This is part two of my reflection on Encounter from last Sunday. The initials "WWJD" are immediately recognisable for most Christians thanks to rather successful marketing. I think that is helpful to stop and reflect on Christ-like responses to situations we face in our daily lives, but perhaps it is possible to overdo it. There is the "What would Jesus Eat" cookbook. How about "What would Jesus drive?" Click here for a website that uses this catchy slogan to support Christian environmental responsibilities. I agree with the principle of creation care and responsible stewardship, but this way of looking at it amused me. (Now what would Jesus have driven? Would Jesus have gone for a hybrid car, a big people mover [for all the disciples], or maybe he would have caught buses and trains)…
Andrew McGowan has this to say about the "what would Jesus do" phenomenon:
"And that religionless Jesus himself, supposedly above history and culture, always becomes the mirror image of the era’s own cultural values. ‘What would Jesus do?’ ends up as something like a nice and thoughtful version of ‘What my friends and I would probably like to do anyway’."

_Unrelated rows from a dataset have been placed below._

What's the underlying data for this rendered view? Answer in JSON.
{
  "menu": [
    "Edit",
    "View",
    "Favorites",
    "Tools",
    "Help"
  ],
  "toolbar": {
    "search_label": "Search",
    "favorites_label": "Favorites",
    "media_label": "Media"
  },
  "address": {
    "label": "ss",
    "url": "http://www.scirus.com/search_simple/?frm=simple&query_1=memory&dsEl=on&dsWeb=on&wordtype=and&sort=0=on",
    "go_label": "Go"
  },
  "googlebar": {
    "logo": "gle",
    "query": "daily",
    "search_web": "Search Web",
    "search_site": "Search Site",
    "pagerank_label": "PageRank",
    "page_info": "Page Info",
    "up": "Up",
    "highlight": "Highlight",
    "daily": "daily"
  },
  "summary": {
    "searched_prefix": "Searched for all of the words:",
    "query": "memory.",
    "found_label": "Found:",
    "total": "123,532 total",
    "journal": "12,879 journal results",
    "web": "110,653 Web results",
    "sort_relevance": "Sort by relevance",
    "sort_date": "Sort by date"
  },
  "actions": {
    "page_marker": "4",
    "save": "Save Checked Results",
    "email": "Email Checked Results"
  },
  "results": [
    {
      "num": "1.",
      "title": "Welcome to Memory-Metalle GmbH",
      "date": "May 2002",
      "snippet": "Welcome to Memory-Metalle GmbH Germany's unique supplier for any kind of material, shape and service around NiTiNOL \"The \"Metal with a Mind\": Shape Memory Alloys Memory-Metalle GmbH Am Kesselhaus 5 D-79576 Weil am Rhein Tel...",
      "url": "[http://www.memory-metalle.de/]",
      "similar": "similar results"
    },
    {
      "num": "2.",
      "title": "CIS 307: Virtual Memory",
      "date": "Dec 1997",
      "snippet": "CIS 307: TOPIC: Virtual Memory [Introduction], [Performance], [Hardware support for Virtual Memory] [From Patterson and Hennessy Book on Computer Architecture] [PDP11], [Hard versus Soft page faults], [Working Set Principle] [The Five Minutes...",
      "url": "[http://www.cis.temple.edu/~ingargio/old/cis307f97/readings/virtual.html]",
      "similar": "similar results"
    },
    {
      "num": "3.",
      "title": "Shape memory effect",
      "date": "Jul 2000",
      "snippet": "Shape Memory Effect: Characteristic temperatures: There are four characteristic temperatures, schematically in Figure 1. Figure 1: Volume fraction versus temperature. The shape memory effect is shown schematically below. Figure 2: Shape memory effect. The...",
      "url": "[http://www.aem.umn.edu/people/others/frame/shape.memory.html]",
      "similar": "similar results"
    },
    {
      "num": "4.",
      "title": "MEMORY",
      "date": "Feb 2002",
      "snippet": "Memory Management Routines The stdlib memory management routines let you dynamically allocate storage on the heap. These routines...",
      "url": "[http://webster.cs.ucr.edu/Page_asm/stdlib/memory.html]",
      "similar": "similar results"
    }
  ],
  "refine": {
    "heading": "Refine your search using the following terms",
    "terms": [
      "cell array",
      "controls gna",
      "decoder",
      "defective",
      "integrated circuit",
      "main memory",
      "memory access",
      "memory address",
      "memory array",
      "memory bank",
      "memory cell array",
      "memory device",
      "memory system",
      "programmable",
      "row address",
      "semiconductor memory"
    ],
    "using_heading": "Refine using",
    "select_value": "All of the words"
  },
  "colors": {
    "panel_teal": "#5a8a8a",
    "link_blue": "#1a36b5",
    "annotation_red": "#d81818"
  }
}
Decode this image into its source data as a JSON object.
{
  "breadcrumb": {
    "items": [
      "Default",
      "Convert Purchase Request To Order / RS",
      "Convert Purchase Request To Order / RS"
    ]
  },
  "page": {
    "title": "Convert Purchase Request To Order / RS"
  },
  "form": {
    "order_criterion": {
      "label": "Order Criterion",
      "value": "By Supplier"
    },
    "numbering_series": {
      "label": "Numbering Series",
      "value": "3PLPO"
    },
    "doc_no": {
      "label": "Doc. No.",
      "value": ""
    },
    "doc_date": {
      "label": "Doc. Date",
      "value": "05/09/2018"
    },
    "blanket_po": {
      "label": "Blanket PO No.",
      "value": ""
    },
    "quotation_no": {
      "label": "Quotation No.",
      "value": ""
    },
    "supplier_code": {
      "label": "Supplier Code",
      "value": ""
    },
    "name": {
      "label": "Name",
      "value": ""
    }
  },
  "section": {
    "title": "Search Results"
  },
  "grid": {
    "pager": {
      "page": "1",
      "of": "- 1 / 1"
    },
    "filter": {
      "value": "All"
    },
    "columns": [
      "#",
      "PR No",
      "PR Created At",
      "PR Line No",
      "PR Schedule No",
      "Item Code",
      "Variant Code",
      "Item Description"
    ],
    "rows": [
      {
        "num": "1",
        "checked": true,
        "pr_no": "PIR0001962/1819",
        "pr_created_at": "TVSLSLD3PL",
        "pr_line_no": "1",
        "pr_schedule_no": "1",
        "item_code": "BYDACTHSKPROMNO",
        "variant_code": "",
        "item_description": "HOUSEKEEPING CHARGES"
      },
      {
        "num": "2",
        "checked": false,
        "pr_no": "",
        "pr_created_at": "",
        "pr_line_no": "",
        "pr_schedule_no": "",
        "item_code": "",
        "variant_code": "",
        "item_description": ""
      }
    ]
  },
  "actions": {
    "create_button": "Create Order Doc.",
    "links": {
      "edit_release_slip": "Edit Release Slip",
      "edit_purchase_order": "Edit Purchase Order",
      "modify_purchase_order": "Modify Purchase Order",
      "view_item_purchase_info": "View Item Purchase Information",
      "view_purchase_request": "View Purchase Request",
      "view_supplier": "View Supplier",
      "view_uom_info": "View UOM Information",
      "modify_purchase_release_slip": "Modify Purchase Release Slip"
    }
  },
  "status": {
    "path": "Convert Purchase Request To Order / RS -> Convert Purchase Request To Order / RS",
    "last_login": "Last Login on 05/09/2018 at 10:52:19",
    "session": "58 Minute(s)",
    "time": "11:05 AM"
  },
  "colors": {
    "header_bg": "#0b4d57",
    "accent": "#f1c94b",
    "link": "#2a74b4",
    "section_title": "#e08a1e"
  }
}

Truly living in the way that Jesus lived is radical and counter-cultural. I may stop and wonder "what would Jesus do" in a particular situation, but how often would this reflection lead to action, and then to action that genuinely reflects the nature of Jesus and not simply my own cultural values? Not often enough.